The collapse of a major Baltimore bridge and its knock-on effects could result in the biggest-ever marine insurance payout, the chair of insurance giant Lloyd's of London said on Thursday.

Analysts have forecast that insured losses from the disaster would amount to a figure in the single-digit billions, after a huge cargo ship crashed into the Francis Scott Key Bridge on Tuesday. Six people were presumed dead.

"We're beginning to deploy resources in anticipation of this being a very substantial claim for the industry. And for the Lloyd's market, it's going to take some time for for the complexity of the situation to unravel," Bruce Carnegie-Brown told CNBC's "Squawk Box Europe."

"So, [it's] very early days to call a number. I don't at this point anticipate that it's outside our realistic disaster scenario planning. It feels like a a very substantial loss, potentially the largest-ever marine insured loss, but not outside parameters that we plan for."

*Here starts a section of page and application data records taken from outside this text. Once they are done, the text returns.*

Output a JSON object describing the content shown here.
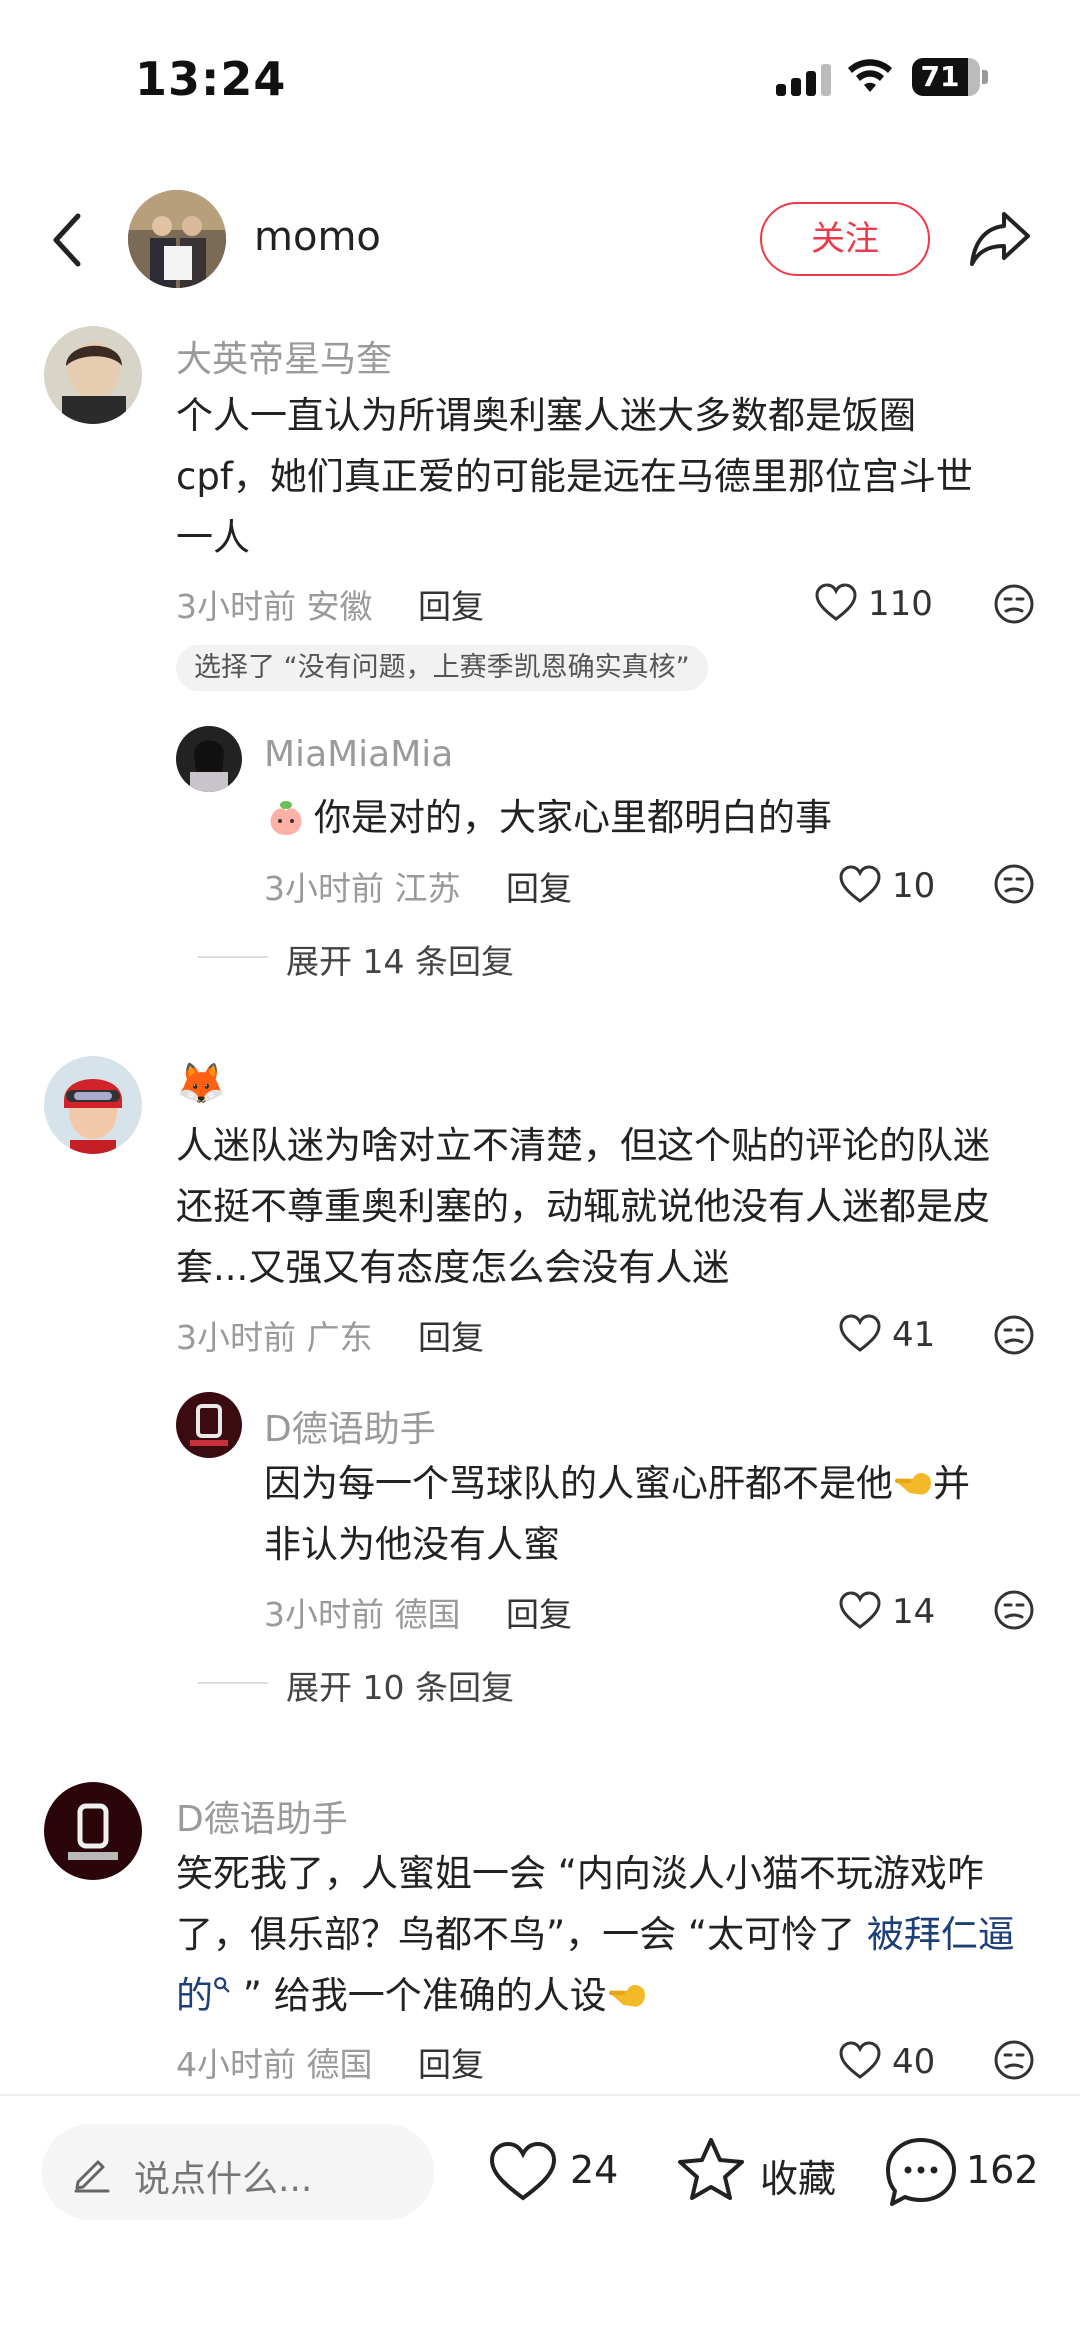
{
  "status_bar": {
    "time": "13:24",
    "battery": "71"
  },
  "header": {
    "username": "momo",
    "follow_label": "关注"
  },
  "comments": [
    {
      "name": "大英帝星马奎",
      "text_lines": [
        "个人一直认为所谓奥利塞人迷大多数都是饭圈",
        "cpf，她们真正爱的可能是远在马德里那位宫斗世",
        "一人"
      ],
      "time_location": "3小时前 安徽",
      "reply_label": "回复",
      "likes": "110",
      "tag": "选择了 “没有问题，上赛季凯恩确实真核”",
      "sub": {
        "name": "MiaMiaMia",
        "text": "你是对的，大家心里都明白的事",
        "time_location": "3小时前 江苏",
        "reply_label": "回复",
        "likes": "10"
      },
      "expand": "展开 14 条回复"
    },
    {
      "name": "🦊",
      "text_lines": [
        "人迷队迷为啥对立不清楚，但这个贴的评论的队迷",
        "还挺不尊重奥利塞的，动辄就说他没有人迷都是皮",
        "套...又强又有态度怎么会没有人迷"
      ],
      "time_location": "3小时前 广东",
      "reply_label": "回复",
      "likes": "41",
      "sub": {
        "name": "D德语助手",
        "text_lines": [
          "因为每一个骂球队的人蜜心肝都不是他",
          "并",
          "非认为他没有人蜜"
        ],
        "time_location": "3小时前 德国",
        "reply_label": "回复",
        "likes": "14"
      },
      "expand": "展开 10 条回复"
    },
    {
      "name": "D德语助手",
      "text_lines": [
        "笑死我了，人蜜姐一会 “内向淡人小猫不玩游戏咋",
        "了，俱乐部？鸟都不鸟”，一会 “太可怜了 ",
        "的",
        " ” 给我一个准确的人设"
      ],
      "link_text_a": "被拜仁逼",
      "time_location": "4小时前 德国",
      "reply_label": "回复",
      "likes": "40"
    }
  ],
  "bottom_bar": {
    "input_placeholder": "说点什么...",
    "likes": "24",
    "collect_label": "收藏",
    "comments": "162"
  },
  "colors": {
    "accent": "#ee3a4a",
    "link": "#1d3f7a"
  },
  "icons": [
    "back-icon",
    "share-icon",
    "heart-icon",
    "face-icon",
    "pencil-icon",
    "star-icon",
    "comment-icon"
  ]
}
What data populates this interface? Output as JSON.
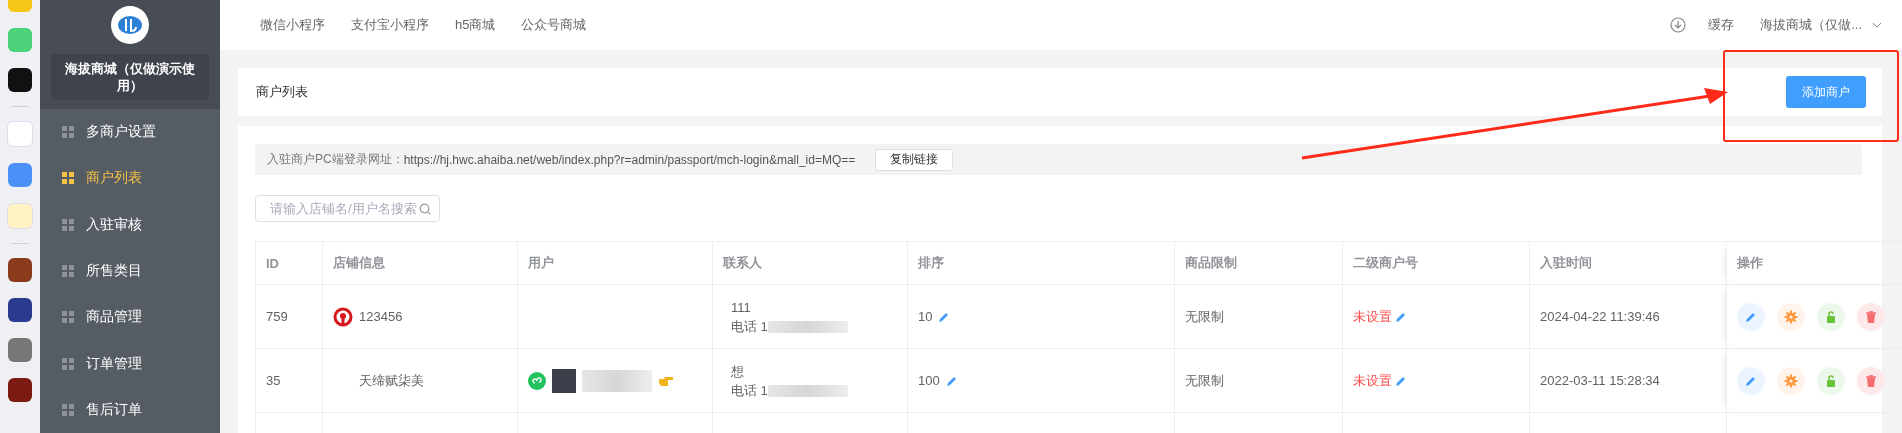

Carnegie-Brown added that, while there would clearly be claims for the ship, cargo and the bridge, it is "second-order impacts" that would become "substantial."

"A lot of business is going to be interrupted, supply chains are going to be interrupted by ships that are both trapped inside the port and of course, ships that were trying to gain access to the port that no longer can, and those second order effects will take some time to work through," he said.

Baltimore is the 11th biggest port in the U.S. and the country's busiest for the import and export of autos and light trucks. Supply chain operators are scrambling to minimize the impact on trade.

Morningstar DBRS analysts said in a Wednesday note that insured losses could total between $2 billion and $4 billion, depending on the